- Coordination of perpetrator schemes to prevent abuse need to consider the diversity of perpetrators committing acts of abuse against older people. Perpetrators of the abuse of older people can be family members, carers, intimate partners, neighbours or other relatives.
- Our helpline data demonstrates the variety of perpetrator types in helpline calls. From the period of March 2019- March 2020:
Other Family Member (8.2%)
Preparedness of responders and service providers to address the needs of victims during the pandemic; and
- Hourglass plans to deliver training for all staff on the response to COVID-19 in relation to the increased risks of abuse. This training will enable best practice, and will provide staff with an effective knowledge of specialised signposting organisations and opportunities to help deal with COVID-19 related abuse.
- We are seeing a diversification of the types of calls received on our helpline: as well as calls from those experiencing or concerned about abuse, a larger number of calls concern loneliness and isolation. These concerns are risk factors to abuse. We have responded to this with up-to-date signposting to charities specialised in loneliness and isolation while also offering emotional support.
- We have invested in increasing our capacity to cope with fluctuations in demand on the helpline. All current staff across the charity are currently receiving specialist training to receive helpline calls.
- Hourglass has responded to this crisis through information sharing internally, and from other organisations. We have used resources provided by Victim Support and Age UK to provide our service with the most up to date information for where to signpost callers for the best support.
The effectiveness of Government advice, co-ordination and support for responders and service providers.
- The Government advice that ‘the household isolation instruction as a result of coronavirus does not apply if you need to leave your home to escape domestic abuse’ has been widely publicised. Although this is vital advice for many victims of abuse, for older victims leaving the household or moving to isolate within a different household poses significant risk to the individual and also to public health.
- The ‘silent solution’ (dialling 55). There has been insufficient information provided about this measure. It is unclear for users that this only applies for calls made with a mobile, and that the caller must listen and respond to the call operator.
- The dissemination of information about support by the Government is largely digital. Given accounts of ‘tech abuse’, where power and control are expressed through restricting access to digital technologies, and given the likelihood that some older people will have a lower digital literacy, older adults are an acutely vulnerable group in this regard. Older victims must not be left in the dark about where to seek support.

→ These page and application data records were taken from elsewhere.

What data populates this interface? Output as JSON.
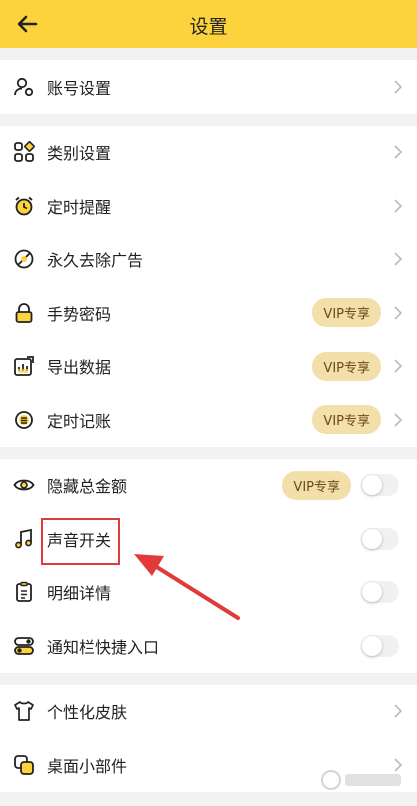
{
  "header": {
    "title": "设置"
  },
  "groups": [
    {
      "items": [
        {
          "label": "账号设置"
        }
      ]
    },
    {
      "items": [
        {
          "label": "类别设置"
        },
        {
          "label": "定时提醒"
        },
        {
          "label": "永久去除广告"
        },
        {
          "label": "手势密码",
          "badge": "VIP专享"
        },
        {
          "label": "导出数据",
          "badge": "VIP专享"
        },
        {
          "label": "定时记账",
          "badge": "VIP专享"
        }
      ]
    },
    {
      "items": [
        {
          "label": "隐藏总金额",
          "badge": "VIP专享",
          "toggle": false
        },
        {
          "label": "声音开关",
          "toggle": false
        },
        {
          "label": "明细详情",
          "toggle": false
        },
        {
          "label": "通知栏快捷入口",
          "toggle": false
        }
      ]
    },
    {
      "items": [
        {
          "label": "个性化皮肤"
        },
        {
          "label": "桌面小部件"
        }
      ]
    }
  ],
  "colors": {
    "header_bg": "#fcd33c",
    "vip_bg": "#f3dfa9",
    "annotation": "#e03a3a"
  }
}
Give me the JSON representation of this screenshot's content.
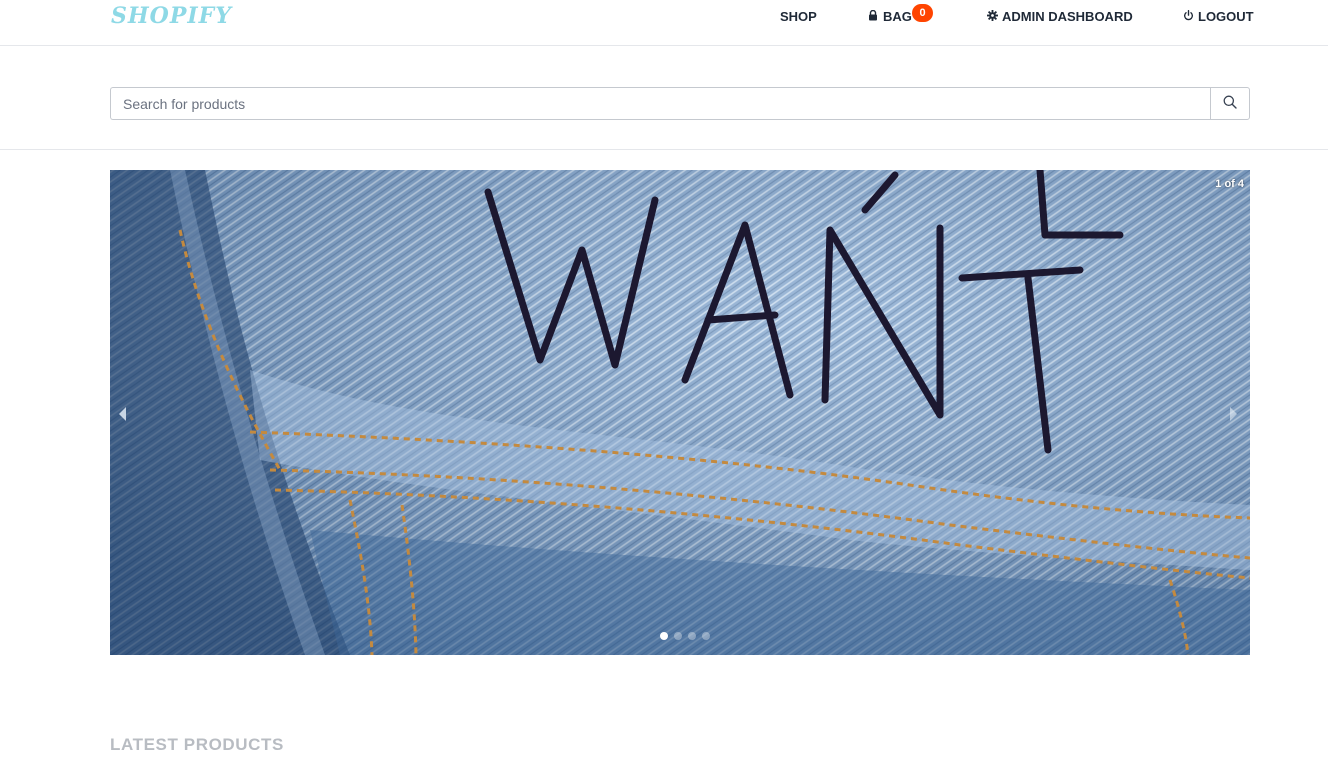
{
  "navbar": {
    "brand": "SHOPIFY",
    "shop_label": "SHOP",
    "bag_label": "BAG",
    "bag_count": "0",
    "admin_label": "ADMIN DASHBOARD",
    "logout_label": "LOGOUT",
    "icons": {
      "bag": "lock-icon",
      "admin": "gear-icon",
      "logout": "power-icon"
    },
    "badge_color": "#ff4400",
    "brand_color": "#8ed9e6"
  },
  "search": {
    "placeholder": "Search for products",
    "value": "",
    "icon": "search-icon"
  },
  "carousel": {
    "counter": "1 of 4",
    "slide_text": "WE WANT",
    "current_slide": 1,
    "total_slides": 4,
    "icons": {
      "prev": "caret-left-icon",
      "next": "caret-right-icon"
    }
  },
  "latest": {
    "title": "LATEST PRODUCTS"
  }
}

- The most effective support Government can offer at this time is comprehensive funding to ensure the sustainability of charities providing vital services, such as our specialist helpline. At a time where traditional funding streams have dried up, charities risk losing up to 50% of their income while contending with up to 43% increased demand for their services (Institute of Fundraising). An additional package of funding to frontline response charities specialising in areas of particular risk is vital to ensure older people are not left vulnerable to abuse, harm and exploitation.